On August 29, 1911, William Fryer, an architect and builder from Collingwood, entered into a $14,650 contract to build a lighthouse, dwelling, oil shed, boathouse and wharf on the island. The following description of the new station was published by the Lake Carriers’ Association in 1912:
A new lighthouse and fog signal was established on the southwest extremity of Parisian Island and commenced operations September 15, 1912.The Canadian Fog Signal Company of Toronto provided the class “D” diaphone fog alarm and duplicate plant at a cost of $6,079.28, and the Victoria Foundry Company of Ottawa supplied the iron lantern for $1,312.60.
On April 30, 1922, word was received at Sault Ste Marie via radio that the U.S.S. Cook had picked up a large piece of a ship’s cabin with markings that corresponded with those of the C.G.S Lambton, a lighthouse tender feared lost on Lake Superior. Built in 1909 at the Sorel shipyards, the Lambton was 108 feet long, with a beam of twenty-five feet and a draft of thirteen feet.
The Lambton left Sault Ste. Marie on April 18, 1922 in the company of the Glenfinnan and the Glenlivet and had on board five keepers bound for Michipicoten Harbour, Caribou Island, and Ile Parisienne, along with a crew of sixteen. As the vessels entered Whitefish Bay, they encountered heavy ice and received word that heavy gales were sweeping Lake Superior.
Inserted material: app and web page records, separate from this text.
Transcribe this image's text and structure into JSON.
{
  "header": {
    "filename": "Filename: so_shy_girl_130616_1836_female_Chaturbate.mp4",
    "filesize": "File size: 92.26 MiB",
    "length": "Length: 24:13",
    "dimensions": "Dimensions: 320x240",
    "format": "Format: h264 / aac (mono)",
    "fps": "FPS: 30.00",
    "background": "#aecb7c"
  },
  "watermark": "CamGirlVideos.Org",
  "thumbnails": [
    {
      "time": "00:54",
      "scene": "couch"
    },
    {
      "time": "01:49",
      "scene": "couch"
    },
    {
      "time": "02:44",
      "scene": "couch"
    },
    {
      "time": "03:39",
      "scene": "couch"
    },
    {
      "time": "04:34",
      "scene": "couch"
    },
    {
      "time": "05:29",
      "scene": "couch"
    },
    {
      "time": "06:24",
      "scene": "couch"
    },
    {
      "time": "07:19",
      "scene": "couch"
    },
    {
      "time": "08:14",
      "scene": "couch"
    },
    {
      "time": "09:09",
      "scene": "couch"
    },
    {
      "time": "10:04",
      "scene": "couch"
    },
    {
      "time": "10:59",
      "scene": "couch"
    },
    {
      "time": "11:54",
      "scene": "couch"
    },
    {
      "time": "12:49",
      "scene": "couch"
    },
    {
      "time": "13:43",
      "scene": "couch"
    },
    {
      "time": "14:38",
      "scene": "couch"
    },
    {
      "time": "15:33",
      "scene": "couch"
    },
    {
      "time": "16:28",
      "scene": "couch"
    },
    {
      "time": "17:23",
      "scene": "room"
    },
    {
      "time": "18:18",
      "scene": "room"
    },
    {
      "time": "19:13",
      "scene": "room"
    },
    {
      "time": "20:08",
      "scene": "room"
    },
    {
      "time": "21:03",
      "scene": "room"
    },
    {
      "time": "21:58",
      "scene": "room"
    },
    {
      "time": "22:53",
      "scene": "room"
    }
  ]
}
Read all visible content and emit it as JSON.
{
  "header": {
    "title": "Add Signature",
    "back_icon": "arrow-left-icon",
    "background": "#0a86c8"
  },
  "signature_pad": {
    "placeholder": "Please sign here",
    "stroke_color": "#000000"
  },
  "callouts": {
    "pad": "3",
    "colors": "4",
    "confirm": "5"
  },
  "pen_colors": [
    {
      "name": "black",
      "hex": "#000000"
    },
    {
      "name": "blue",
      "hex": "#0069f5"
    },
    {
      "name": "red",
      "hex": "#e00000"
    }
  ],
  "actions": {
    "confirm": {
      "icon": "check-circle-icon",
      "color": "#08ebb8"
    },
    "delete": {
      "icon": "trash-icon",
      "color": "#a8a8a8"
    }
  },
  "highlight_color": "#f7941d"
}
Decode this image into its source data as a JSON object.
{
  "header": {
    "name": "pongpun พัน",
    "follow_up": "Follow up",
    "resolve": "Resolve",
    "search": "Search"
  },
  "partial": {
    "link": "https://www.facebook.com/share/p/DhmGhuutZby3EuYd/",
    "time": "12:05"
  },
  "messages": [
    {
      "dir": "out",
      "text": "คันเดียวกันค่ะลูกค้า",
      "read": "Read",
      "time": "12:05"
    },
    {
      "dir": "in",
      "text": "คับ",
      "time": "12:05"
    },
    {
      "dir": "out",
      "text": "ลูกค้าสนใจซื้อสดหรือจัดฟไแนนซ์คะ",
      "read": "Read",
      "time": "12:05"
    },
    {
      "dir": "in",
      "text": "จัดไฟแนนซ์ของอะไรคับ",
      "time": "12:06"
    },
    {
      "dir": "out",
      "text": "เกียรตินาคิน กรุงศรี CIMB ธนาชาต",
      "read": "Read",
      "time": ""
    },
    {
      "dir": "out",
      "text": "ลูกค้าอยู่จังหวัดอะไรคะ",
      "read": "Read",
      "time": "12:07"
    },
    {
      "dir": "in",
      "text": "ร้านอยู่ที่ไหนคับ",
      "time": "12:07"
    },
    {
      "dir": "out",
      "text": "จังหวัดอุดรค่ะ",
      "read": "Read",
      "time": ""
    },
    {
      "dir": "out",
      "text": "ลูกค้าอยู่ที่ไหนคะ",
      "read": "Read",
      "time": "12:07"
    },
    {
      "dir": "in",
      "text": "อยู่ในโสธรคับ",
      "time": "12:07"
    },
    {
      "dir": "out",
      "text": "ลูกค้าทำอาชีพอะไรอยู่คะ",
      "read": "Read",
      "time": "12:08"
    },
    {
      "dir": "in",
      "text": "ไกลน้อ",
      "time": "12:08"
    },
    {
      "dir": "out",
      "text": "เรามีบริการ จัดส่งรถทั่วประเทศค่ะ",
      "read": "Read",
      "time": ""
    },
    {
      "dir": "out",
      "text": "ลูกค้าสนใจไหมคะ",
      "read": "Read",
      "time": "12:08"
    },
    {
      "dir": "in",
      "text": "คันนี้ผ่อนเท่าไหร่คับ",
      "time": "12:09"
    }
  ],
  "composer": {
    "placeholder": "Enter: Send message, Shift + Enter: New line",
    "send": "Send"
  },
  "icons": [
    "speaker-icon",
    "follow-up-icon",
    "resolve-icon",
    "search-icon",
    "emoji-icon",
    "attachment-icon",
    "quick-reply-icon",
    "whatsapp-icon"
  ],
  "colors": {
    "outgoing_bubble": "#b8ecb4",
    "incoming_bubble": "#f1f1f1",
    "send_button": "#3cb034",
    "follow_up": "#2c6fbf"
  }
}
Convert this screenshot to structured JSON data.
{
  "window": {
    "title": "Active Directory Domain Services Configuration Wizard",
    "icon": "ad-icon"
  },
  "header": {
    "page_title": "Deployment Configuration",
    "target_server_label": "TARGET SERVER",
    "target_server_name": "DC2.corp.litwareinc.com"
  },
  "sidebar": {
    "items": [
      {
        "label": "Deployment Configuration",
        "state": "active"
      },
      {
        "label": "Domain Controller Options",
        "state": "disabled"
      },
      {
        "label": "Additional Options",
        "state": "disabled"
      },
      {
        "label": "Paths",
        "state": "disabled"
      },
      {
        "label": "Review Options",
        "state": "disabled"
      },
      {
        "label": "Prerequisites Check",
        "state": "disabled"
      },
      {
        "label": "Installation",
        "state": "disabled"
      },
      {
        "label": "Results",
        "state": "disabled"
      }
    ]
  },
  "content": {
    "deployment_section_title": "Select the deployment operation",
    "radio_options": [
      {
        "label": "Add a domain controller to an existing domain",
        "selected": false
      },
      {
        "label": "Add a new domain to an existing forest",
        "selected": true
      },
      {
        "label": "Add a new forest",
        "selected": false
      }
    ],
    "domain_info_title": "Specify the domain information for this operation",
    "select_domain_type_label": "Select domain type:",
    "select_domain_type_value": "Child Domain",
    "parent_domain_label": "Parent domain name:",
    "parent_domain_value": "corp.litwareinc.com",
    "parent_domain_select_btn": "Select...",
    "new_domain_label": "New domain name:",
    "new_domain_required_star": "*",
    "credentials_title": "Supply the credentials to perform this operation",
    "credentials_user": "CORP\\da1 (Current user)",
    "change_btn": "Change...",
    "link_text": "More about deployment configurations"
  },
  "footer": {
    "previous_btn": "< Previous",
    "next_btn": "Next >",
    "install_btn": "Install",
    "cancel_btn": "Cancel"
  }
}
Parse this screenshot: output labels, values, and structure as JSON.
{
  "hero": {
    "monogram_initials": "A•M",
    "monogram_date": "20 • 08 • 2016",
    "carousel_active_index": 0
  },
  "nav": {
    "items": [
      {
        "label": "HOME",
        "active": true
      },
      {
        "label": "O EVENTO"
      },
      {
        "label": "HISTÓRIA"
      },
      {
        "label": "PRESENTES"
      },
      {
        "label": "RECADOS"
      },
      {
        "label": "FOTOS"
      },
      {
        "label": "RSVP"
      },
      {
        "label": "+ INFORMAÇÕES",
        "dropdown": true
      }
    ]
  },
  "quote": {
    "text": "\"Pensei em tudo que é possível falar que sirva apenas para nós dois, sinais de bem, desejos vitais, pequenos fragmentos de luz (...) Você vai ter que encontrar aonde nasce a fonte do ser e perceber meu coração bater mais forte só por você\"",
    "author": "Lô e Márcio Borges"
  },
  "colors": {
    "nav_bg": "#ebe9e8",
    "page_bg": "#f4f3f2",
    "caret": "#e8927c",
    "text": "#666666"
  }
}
Ice floes damaged the steering on the Lambton and one of the two accompanying vessels. The Glenfinnan and Glenlivet decided to return to the Soo, but after repairing its steering with one-inch lines, the Lambton pressed on alone.
When days passed and reports were received that there were no lights on Ile Parisienne or Caribou Island, authorities concluded that heavy ice had prevented the Lambton from dropping off the keeper and assistant keeper at Ile Parisienne and that the vessel broke up somewhere near Caribou Island on the nineteenth.
Ile Parisiennne was held by the Crown in its entirety until 1902, when a fishing company purchased 114 acres on the southeast side of the island. This land was never developed, and in 2014 its owner was offering the parcel for $1.3 million. The remainder of the island, minus that set aside for the lighthouse, became the Ile Parisienne Conservation Reserve in 2001.
Ile Parisienne Lighthouse was declared a Recognized Federal Heritage Building in 1991.
Located on the southwest extremity of Île Parisienne. The lighthouse is owned by the Canadian Coast Guard. Grounds open, tower closed.
The lighthouse is owned by the Canadian Coast Guard. Grounds open, tower closed.
Pictures on this page copyright JACLAY, used by permission.